The shepherds at the nativity ... the Three Wise Men ... without them, the basic message is unaltered. Luke, to be fair, would have to work a bit harder, his shepherds were part of his social justice theology, but nevertheless.

The celebration of the Winter Solstice or the Vernal Equinox is regard as 'universal' and belongs to the world rather than the property of pagans. The basis is not invented, they're astronomical observations.

Spring is to do with birth because when else, naturally, would you locate it? The Passover is determined as Spring, probably for the same reason.

There are Christian mystical understandings from the very early era that date the birth of Jesus to winter, because that's nine months from His conception, in the Spring, which can be dated, I think, based on Biblical evidence, but I rather read it as God works in and through the word, 'spring' is symbolically the 'right time' ... all the 'rebirth' stuff is not grafted onto Spring, rather, it's intrinsic to it. It's what Spring is.

That Jesus died at the same time He was conceived fitted Judeo-Christian mystical speculation.
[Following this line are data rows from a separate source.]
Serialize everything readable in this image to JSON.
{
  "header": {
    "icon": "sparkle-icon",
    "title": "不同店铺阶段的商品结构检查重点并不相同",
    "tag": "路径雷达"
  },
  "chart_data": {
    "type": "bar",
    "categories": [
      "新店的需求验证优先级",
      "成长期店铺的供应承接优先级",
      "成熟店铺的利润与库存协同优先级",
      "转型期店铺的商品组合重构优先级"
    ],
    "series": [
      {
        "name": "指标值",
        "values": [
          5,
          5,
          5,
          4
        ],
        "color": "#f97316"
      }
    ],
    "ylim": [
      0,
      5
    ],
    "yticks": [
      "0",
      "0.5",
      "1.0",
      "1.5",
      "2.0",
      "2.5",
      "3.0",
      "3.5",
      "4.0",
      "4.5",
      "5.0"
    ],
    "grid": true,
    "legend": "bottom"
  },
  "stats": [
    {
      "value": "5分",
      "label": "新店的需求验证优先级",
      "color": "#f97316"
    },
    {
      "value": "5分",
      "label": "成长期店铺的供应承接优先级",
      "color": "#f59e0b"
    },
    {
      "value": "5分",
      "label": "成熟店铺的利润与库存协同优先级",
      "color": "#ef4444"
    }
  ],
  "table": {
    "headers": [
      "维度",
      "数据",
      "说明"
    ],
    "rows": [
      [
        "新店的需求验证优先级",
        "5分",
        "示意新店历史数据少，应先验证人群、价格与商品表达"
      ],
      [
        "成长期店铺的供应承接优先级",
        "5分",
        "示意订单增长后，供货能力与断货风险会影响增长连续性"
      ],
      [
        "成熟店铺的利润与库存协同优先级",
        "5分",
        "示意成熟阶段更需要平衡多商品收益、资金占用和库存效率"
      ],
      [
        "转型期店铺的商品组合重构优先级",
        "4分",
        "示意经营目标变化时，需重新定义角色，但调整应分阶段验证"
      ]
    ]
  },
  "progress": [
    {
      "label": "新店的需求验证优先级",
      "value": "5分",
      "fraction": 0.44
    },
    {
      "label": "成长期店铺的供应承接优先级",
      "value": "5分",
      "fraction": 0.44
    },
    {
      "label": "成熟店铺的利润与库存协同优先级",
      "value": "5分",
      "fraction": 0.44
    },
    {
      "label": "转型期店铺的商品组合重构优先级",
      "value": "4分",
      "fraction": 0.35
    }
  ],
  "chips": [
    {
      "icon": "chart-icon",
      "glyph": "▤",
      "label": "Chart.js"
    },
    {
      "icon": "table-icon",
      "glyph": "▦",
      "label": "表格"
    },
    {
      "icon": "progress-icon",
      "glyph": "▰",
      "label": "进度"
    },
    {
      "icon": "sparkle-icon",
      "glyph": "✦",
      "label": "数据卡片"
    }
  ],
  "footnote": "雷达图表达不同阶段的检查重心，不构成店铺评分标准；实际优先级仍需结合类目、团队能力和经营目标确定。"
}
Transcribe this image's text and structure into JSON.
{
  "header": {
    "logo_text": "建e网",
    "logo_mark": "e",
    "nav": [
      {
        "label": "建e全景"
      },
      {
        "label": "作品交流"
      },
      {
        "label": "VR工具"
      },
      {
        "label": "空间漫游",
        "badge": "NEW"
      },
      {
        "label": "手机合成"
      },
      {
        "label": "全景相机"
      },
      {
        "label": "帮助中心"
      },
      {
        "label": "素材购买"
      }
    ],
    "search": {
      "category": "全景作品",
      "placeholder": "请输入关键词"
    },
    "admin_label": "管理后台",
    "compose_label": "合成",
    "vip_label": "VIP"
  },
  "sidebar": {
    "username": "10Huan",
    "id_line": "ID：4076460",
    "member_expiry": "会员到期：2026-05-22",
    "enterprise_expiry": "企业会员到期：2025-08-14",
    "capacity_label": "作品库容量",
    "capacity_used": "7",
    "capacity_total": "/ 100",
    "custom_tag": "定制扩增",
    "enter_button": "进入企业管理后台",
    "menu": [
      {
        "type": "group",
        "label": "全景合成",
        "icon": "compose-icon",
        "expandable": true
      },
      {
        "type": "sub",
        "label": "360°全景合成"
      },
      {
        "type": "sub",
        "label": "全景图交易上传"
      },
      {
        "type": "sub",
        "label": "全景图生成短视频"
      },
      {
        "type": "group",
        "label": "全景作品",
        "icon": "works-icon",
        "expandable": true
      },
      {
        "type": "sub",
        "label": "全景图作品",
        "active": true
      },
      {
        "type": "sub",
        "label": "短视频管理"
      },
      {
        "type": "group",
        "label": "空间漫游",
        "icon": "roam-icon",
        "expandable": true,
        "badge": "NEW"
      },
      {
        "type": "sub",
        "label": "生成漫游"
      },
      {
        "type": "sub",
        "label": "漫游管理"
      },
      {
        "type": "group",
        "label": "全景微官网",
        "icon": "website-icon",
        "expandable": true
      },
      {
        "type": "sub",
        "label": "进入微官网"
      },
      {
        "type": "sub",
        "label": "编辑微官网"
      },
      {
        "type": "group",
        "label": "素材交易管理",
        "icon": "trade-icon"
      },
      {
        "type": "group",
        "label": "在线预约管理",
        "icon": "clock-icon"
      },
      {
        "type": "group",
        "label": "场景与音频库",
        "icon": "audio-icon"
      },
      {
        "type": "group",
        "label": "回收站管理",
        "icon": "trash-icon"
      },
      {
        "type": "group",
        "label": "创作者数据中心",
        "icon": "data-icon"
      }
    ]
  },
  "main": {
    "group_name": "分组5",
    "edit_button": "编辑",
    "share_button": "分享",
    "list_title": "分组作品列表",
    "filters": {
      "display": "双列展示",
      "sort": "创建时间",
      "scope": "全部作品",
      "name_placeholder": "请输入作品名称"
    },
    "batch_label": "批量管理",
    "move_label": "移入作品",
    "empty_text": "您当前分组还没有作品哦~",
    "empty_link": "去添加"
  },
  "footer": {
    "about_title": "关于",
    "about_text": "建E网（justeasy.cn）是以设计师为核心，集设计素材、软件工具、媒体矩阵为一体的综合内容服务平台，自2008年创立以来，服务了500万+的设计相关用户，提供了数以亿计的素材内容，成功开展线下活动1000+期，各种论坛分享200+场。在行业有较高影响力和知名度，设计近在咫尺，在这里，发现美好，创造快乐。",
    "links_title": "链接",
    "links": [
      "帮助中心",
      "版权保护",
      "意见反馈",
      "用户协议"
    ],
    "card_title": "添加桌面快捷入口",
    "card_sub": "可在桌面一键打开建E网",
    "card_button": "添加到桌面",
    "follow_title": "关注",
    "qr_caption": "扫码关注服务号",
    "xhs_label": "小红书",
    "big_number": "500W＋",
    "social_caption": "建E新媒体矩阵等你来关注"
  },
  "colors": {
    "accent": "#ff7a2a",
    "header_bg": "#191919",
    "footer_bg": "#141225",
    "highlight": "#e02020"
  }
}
I understand that reasoning is perhaps a bit deep and Hermetic for most, but it's sufficient for me. I've always said my Christianity is the 'mystical manifest in the mundane'.

Without the pagan rituals that they lay people are gonna lose a lot of them.
OK. I think you're making rather huge assumptions there, but no matter ... Yes, the Church is full at Easter/Christmas, I've taken non-Christians to Midnight Mass ...

Then of course when Christianity entered other areas of the world the missionaries accepted a little mixing of voodoo or long as they accepted Jesus n Mary too...
Did they?

I don't hold such a tight distinction between 'the natural' and 'the supernatural' – I think they infuse each other. If someone sees through the veil of the image, that's fine by me.

... and watering down the message ...
Did we? LOL, you, accuse us ... of watering down the message?
Concrete? Your definition of concrete changes drastically based on if you agree with it or not. But here are some examples:


In the Catholic Encyclopedia, 1911 edition ...
Why are you referencing such old materials? Suffice to say scholarship has moved along since.

“The word Easter, which comes from the Anglo-Saxon, is a term derived from the pagan goddess of the dawn” (The Catholic Encyclopedia, 1987, p. 177).
“Etym. Anglo-Saxon Eastre, Teutonic goddess of dawn and spring” (Modern Catholic Dictionary, 1980, p. 175).
Yes ... we speak English over here.

“The word Easter is of Saxon origin, Eastra, the goddess of spring, ...
That's the English/German term, not applicable to the Romance languages ...

The Eastra connection is from the Venerable Bede in the 8th century. Given the determination with which Christians combated all foreign deities as 'pagan', Bede's opinion is dismissed by modern scholars.

It's more likely the term derives from the Latin alba ('dawn') and became eostarum in Old High German.
Speaking of concrete, still looking for that verse where the apostles or Jesus decreed that Sunday was now the Lord's Day. You would think it would have caused quite a stir amongst the Jews. Breaking bread on a Sunday doesn't make a day into a holy day.
Well Jesus decreed He was Lord of the Sabbath, so any celebration of 'his' day is, technically, a Sabbath ... and as Scripture speaks of a New Covenant, and 'a new creation' – so it's a case of whether one has to be told, or thinks for themselves ...
Having researched the Christmas thing ... I find my idea that it's based on Judeo-Christian mystical speculation doubtful, so that's kicked that one into touch. :(

However, the research also kicks the Roman/Sol Invictus thing into the long grass too ... 🙂